[Source data]
----
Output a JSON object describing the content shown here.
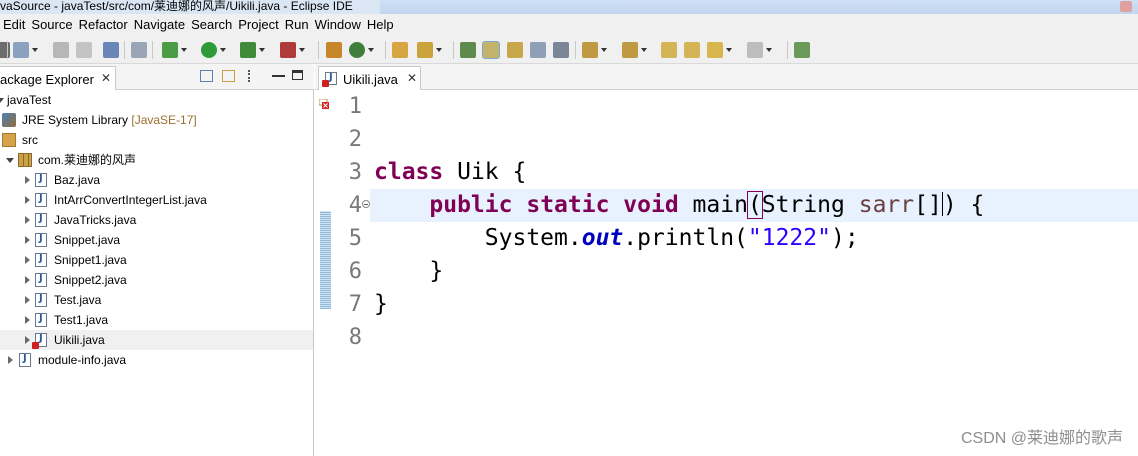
{
  "window": {
    "title": "vaSource - javaTest/src/com/莱迪娜的风声/Uikili.java - Eclipse IDE"
  },
  "menu": [
    "Edit",
    "Source",
    "Refactor",
    "Navigate",
    "Search",
    "Project",
    "Run",
    "Window",
    "Help"
  ],
  "package_explorer": {
    "tab_label": "ackage Explorer",
    "tree": [
      {
        "label": "javaTest",
        "level": 0
      },
      {
        "label": "JRE System Library",
        "decoration": "[JavaSE-17]",
        "level": 1
      },
      {
        "label": "src",
        "level": 1
      },
      {
        "label": "com.莱迪娜的风声",
        "level": 2
      },
      {
        "label": "Baz.java",
        "level": 3
      },
      {
        "label": "IntArrConvertIntegerList.java",
        "level": 3
      },
      {
        "label": "JavaTricks.java",
        "level": 3
      },
      {
        "label": "Snippet.java",
        "level": 3
      },
      {
        "label": "Snippet1.java",
        "level": 3
      },
      {
        "label": "Snippet2.java",
        "level": 3
      },
      {
        "label": "Test.java",
        "level": 3
      },
      {
        "label": "Test1.java",
        "level": 3
      },
      {
        "label": "Uikili.java",
        "level": 3,
        "selected": true,
        "error": true
      },
      {
        "label": "module-info.java",
        "level": 2
      }
    ]
  },
  "editor": {
    "tab_label": "Uikili.java",
    "line_numbers": [
      "1",
      "2",
      "3",
      "4",
      "5",
      "6",
      "7",
      "8"
    ],
    "code": {
      "l3_kw": "class",
      "l3_rest": " Uik {",
      "l4_indent": "    ",
      "l4_kw1": "public",
      "l4_kw2": "static",
      "l4_kw3": "void",
      "l4_name": " main",
      "l4_open": "(",
      "l4_type": "String ",
      "l4_param": "sarr",
      "l4_brackets": "[]",
      "l4_close": ") {",
      "l5_indent": "        ",
      "l5_sys": "System.",
      "l5_out": "out",
      "l5_call": ".println(",
      "l5_str": "\"1222\"",
      "l5_end": ");",
      "l6": "    }",
      "l7": "}"
    }
  },
  "watermark": "CSDN @莱迪娜的歌声"
}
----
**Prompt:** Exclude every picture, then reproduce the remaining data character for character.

**Output of the task:**
Output a JSON object describing the content shown here.
{
  "window": {
    "title": "vaSource - javaTest/src/com/莱迪娜的风声/Uikili.java - Eclipse IDE"
  },
  "menu": [
    "Edit",
    "Source",
    "Refactor",
    "Navigate",
    "Search",
    "Project",
    "Run",
    "Window",
    "Help"
  ],
  "package_explorer": {
    "tab_label": "ackage Explorer",
    "tree": [
      {
        "label": "javaTest",
        "level": 0
      },
      {
        "label": "JRE System Library",
        "decoration": "[JavaSE-17]",
        "level": 1
      },
      {
        "label": "src",
        "level": 1
      },
      {
        "label": "com.莱迪娜的风声",
        "level": 2
      },
      {
        "label": "Baz.java",
        "level": 3
      },
      {
        "label": "IntArrConvertIntegerList.java",
        "level": 3
      },
      {
        "label": "JavaTricks.java",
        "level": 3
      },
      {
        "label": "Snippet.java",
        "level": 3
      },
      {
        "label": "Snippet1.java",
        "level": 3
      },
      {
        "label": "Snippet2.java",
        "level": 3
      },
      {
        "label": "Test.java",
        "level": 3
      },
      {
        "label": "Test1.java",
        "level": 3
      },
      {
        "label": "Uikili.java",
        "level": 3,
        "selected": true,
        "error": true
      },
      {
        "label": "module-info.java",
        "level": 2
      }
    ]
  },
  "editor": {
    "tab_label": "Uikili.java",
    "line_numbers": [
      "1",
      "2",
      "3",
      "4",
      "5",
      "6",
      "7",
      "8"
    ],
    "code": {
      "l3_kw": "class",
      "l3_rest": " Uik {",
      "l4_indent": "    ",
      "l4_kw1": "public",
      "l4_kw2": "static",
      "l4_kw3": "void",
      "l4_name": " main",
      "l4_open": "(",
      "l4_type": "String ",
      "l4_param": "sarr",
      "l4_brackets": "[]",
      "l4_close": ") {",
      "l5_indent": "        ",
      "l5_sys": "System.",
      "l5_out": "out",
      "l5_call": ".println(",
      "l5_str": "\"1222\"",
      "l5_end": ");",
      "l6": "    }",
      "l7": "}"
    }
  },
  "watermark": "CSDN @莱迪娜的歌声"
}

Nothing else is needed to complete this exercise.